I was born in Chicago, but I grew up in — and with — Park Forest. My family swaddled me and moved 30 miles south to the planned community in 1948, the year it opened for business. That business was to provide housing to returning GIs and their growing Boomer families after World War II. Park Forest and I thrived as we grew into our teens, but we’ve aged apart.
Now, as I make my way through a pandemic, I want to reconnect with Park Forest. Call it a wellness check, or curiosity, or guilt: I am one of many who abandoned Park Forest and barely looked back.
The village has resurfaced for me lately via Zoom as I’ve chatted with friends from Rich East Township High School, which closed its doors for good in June because of declining enrollments. Rich East’s remaining students have been forwarded to newer, less boggy, facilities at Rich South and Rich Central. No plans have been announced for the old school building, which opened in 1952 as the directionless Rich Township High School. For years, parts of the structure threatened to sink, victim to its clayey, unstable underpinnings.
But I’m getting ahead of myself. In 1948, the high school and the single-family homes that would surround it existed only on paper, gleams in the eyes of developers Nathan Manilow, Carroll F. Sweet and Philip M. Klutznick.
Planned communities have the luxury — or perhaps, the limitation — of existing first on paper. “The community’s master plan ensured convenient commercial centers, a child-safe curvilinear street system, a business and light industrial park and multiple, scattered schools and recreational facilities,” says the village website.
The developers, incorporated as American Community Builders in 1946, tapped architectural firm Loebl, Schlossman and Bennett as well landscape architect Elbert Peets to shape the village. According to the website of the Society of Architectural Historians, the design for Park Forest echoed Frederick Law Olmsted’s 1860s plan for the Chicago suburb of Riverside.
By the summer of 1948, more than a thousand construction workers, orchestrated in what the SAH site describes as being like a wartime production line, were completing 21 rental units a day. When my family moved into the conjoined townhouses later that year, the paint was barely dry. It must have been a novelty for my parents, who grew up in aging Chicago apartments, to occupy a brand-new space.

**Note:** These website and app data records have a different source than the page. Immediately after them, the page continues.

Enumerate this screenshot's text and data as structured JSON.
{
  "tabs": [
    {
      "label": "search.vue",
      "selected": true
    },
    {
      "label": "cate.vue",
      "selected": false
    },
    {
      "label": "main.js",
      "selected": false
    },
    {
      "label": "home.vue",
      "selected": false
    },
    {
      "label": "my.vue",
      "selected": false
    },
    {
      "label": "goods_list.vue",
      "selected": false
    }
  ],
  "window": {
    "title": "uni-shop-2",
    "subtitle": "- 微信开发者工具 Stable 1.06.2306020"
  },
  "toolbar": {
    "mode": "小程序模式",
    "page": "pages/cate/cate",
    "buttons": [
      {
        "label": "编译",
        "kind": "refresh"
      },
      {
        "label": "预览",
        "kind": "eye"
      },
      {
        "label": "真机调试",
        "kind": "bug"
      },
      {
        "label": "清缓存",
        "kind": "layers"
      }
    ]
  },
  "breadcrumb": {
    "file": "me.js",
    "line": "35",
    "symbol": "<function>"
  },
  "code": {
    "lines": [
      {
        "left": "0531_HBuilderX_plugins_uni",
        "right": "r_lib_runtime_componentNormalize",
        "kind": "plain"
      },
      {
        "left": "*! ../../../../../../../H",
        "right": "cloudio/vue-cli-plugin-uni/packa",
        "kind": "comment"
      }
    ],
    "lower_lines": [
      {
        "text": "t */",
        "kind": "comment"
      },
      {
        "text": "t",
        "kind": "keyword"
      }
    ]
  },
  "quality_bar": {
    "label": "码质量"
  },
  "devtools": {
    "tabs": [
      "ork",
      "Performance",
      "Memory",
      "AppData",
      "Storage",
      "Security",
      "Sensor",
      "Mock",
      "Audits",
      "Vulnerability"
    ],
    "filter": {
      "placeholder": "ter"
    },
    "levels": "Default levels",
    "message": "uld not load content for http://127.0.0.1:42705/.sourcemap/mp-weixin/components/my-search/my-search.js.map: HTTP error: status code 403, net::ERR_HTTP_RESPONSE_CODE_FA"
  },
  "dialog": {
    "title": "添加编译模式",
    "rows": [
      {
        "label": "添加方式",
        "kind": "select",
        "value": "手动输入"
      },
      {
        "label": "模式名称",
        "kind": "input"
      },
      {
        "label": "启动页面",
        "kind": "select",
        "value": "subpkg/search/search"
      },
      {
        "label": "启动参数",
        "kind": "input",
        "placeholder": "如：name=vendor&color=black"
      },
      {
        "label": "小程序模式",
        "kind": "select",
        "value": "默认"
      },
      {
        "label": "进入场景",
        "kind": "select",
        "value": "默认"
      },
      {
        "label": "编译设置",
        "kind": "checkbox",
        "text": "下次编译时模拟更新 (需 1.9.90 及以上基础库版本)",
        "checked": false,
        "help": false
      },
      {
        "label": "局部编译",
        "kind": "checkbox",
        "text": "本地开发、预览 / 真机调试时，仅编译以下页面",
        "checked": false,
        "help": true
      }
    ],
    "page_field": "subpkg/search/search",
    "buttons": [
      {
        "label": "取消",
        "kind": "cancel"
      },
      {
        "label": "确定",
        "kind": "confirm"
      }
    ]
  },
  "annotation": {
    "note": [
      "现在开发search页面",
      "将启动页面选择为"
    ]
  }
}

What it was for me and my siblings was a children’s paradise. “Front doors were not used very much,” noted my father in a caption to a family photo. As a reporter for the Chicago Sun-Times and later as a writer and editor for Look magazine, my dad, Jack Star, reported on life in Park Forest for those publications as well as for the family photo albums.
Those rarely used front doors accessed parking lots that served a dozen or more housing units. Children exited back doors into giant shared backyards, communal playgrounds free of traffic or other urban perils.
By 1956, my family moved from “the rentals,” as we called the townhomes — today they are co-ops — to a newly constructed split level in the “W” section of town. With the move we gained a third bedroom and a second bathroom, some breathing room for a family that would grow to seven.
Even after our move, most things were in walking distance: schools, the library, the swim center, and most memorably, the village’s centerpiece, Park Forest Plaza, with its iconic clock tower.
But as I said when I began, Park Forest and I have aged apart. The shopping center is, for the most part, gone. “In the late 1980s, Loebl, Schlossman and Bennett’s exemplary shopping plaza,” says the SAH site, “was substantially remodeled and is unrecognizable today.”
The shopping center and the high school are not the only things that have changed since I grew up in Park Forest. The village’s population has plunged from a high of just over 30,000 in 1970 to about 21,000 today.
To check up on how Park Forest is doing today, I’ve been talking to friends who grew up there and returned to raise their own families. I’ll report on that next week.